» **How to complete this task**: Work through the entries below and show every line in which "Email" is found.

+-------+

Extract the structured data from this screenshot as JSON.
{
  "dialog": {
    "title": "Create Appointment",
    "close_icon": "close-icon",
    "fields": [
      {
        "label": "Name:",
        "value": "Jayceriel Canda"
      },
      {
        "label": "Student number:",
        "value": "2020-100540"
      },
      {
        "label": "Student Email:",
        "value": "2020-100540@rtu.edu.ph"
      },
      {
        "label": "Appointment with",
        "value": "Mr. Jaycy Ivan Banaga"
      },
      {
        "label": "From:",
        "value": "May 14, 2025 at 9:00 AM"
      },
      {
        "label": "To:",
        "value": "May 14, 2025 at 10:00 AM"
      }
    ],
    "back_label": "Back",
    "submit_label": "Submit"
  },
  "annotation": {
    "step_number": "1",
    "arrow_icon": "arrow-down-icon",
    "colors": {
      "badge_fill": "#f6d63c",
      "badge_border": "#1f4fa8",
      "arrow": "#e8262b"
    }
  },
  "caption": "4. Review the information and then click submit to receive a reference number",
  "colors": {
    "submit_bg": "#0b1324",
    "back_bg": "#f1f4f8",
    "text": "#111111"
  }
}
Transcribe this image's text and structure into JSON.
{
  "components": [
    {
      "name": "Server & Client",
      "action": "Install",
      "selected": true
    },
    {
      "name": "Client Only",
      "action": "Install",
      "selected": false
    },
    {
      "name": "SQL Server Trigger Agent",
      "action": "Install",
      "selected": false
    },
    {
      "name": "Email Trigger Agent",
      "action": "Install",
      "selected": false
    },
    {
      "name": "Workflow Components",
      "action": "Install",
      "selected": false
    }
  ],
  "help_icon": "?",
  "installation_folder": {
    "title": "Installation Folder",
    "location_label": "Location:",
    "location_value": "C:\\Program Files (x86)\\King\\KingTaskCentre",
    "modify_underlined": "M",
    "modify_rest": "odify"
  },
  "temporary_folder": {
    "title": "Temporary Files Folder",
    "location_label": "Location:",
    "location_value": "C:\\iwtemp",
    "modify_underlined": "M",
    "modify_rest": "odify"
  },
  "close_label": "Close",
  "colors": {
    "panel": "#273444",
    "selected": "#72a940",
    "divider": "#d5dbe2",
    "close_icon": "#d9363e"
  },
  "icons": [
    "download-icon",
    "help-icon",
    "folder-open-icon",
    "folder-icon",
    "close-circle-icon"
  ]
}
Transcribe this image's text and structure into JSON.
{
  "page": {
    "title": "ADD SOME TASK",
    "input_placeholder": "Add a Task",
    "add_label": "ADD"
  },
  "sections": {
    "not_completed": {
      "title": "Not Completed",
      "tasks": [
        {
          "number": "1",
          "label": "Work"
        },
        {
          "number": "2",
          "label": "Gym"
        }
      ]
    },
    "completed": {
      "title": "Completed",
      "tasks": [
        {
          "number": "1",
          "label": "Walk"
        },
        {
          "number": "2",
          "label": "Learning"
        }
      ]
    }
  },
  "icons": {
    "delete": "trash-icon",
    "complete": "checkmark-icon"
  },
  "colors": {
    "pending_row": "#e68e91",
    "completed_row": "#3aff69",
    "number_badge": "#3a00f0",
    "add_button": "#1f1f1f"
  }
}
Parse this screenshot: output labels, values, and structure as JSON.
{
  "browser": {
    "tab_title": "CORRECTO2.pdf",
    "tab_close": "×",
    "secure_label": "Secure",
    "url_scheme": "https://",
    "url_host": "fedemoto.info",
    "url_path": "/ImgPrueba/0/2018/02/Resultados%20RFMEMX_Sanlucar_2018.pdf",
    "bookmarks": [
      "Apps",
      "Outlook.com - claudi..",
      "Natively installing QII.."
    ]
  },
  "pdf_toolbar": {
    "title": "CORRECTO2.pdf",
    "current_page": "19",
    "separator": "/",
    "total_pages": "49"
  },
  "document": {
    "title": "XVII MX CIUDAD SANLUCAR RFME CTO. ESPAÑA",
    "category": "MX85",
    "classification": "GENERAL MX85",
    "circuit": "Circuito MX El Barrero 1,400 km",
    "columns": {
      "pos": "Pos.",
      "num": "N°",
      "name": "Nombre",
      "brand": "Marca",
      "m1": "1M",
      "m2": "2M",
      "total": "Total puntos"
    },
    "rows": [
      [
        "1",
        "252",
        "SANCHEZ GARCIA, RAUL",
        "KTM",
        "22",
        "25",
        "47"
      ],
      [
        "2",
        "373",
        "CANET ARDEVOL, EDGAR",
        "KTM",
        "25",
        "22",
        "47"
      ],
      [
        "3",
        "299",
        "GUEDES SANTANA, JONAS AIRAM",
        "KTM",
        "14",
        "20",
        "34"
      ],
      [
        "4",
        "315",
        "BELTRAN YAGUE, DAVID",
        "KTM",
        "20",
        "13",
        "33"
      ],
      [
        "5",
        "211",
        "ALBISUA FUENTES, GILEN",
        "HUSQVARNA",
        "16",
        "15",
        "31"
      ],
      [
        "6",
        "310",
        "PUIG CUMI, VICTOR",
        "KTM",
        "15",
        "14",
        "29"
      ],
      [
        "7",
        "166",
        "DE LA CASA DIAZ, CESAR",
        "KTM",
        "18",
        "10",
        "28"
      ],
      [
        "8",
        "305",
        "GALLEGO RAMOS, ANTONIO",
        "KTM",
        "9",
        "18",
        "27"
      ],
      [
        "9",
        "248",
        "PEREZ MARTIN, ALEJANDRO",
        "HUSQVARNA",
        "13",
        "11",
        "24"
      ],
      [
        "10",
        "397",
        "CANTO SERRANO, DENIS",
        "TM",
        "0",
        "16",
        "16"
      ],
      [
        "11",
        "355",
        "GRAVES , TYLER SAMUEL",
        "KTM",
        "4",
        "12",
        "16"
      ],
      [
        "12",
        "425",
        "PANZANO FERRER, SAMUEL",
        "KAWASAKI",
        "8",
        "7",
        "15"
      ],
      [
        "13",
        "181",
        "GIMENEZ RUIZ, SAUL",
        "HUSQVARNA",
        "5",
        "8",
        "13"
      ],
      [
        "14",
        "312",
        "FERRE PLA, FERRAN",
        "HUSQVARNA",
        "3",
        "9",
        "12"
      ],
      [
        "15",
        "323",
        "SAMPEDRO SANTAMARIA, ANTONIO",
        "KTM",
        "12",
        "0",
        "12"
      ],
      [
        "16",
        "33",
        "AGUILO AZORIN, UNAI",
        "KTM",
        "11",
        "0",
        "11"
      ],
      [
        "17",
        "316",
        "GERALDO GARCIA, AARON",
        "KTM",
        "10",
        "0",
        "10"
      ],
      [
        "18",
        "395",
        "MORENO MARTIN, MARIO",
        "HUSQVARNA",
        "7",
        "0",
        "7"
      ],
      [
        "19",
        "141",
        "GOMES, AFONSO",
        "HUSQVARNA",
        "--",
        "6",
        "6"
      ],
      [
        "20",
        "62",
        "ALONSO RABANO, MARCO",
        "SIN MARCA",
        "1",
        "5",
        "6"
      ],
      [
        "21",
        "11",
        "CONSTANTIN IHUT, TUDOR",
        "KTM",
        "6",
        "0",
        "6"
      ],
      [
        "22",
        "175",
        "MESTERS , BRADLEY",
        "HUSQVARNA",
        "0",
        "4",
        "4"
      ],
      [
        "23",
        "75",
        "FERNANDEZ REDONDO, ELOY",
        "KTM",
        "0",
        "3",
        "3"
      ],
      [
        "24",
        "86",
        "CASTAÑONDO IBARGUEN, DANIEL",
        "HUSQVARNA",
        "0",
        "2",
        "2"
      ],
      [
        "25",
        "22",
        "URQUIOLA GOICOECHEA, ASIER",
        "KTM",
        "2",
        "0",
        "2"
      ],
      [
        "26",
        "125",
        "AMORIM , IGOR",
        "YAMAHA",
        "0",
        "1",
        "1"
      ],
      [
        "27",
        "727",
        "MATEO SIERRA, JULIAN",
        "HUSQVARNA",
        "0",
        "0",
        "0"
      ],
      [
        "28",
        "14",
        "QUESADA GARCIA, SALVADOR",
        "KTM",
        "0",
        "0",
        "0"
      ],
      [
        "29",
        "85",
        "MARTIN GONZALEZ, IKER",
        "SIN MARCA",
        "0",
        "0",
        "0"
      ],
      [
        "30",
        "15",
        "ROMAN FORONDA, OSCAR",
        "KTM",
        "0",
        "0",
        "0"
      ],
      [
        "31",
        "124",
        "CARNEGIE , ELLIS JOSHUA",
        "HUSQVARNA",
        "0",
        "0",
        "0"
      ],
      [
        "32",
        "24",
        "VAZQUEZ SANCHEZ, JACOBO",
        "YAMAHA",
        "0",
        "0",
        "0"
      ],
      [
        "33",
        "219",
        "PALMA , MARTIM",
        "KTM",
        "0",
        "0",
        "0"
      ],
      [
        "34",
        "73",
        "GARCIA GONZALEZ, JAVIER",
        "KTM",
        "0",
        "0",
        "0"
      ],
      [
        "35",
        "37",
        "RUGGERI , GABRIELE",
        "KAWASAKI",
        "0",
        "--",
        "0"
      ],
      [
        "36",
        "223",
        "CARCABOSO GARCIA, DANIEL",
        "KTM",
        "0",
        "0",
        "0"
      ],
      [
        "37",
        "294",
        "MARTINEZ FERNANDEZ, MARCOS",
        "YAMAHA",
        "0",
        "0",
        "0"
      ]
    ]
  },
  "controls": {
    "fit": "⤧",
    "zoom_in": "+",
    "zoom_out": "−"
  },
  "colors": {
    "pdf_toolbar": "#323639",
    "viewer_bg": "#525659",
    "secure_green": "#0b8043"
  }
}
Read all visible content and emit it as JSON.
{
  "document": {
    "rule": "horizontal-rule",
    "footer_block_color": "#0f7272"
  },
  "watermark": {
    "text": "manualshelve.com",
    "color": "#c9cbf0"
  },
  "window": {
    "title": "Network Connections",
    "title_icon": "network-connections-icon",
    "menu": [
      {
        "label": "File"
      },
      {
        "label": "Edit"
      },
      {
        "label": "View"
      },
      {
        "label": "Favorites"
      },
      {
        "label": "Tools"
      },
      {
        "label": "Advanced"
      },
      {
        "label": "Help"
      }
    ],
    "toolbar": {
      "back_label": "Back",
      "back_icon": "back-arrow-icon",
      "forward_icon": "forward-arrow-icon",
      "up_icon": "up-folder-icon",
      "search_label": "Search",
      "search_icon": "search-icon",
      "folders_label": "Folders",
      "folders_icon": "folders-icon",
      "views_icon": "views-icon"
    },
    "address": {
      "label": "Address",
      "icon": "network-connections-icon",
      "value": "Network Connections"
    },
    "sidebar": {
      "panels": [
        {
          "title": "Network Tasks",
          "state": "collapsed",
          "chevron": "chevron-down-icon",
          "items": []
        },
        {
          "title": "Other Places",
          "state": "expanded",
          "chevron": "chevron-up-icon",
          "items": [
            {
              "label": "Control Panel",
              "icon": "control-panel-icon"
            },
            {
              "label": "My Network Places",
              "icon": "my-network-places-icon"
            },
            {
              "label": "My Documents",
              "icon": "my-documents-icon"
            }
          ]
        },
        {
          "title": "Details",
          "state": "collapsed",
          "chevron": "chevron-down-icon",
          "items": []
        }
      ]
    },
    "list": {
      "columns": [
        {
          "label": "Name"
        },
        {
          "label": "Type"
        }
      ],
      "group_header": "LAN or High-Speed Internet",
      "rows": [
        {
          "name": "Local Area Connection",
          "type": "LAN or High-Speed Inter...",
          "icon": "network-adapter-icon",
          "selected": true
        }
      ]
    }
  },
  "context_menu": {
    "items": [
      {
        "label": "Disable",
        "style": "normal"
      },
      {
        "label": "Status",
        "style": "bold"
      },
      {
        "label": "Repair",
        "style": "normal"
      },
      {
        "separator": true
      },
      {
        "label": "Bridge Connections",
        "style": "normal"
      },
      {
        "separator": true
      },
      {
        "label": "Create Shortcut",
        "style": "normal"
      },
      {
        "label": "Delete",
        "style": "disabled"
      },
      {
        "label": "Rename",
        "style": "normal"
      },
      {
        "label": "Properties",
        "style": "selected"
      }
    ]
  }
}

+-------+

» **Answer**:
        "label": "Student Email:",
      "name": "Email Trigger Agent",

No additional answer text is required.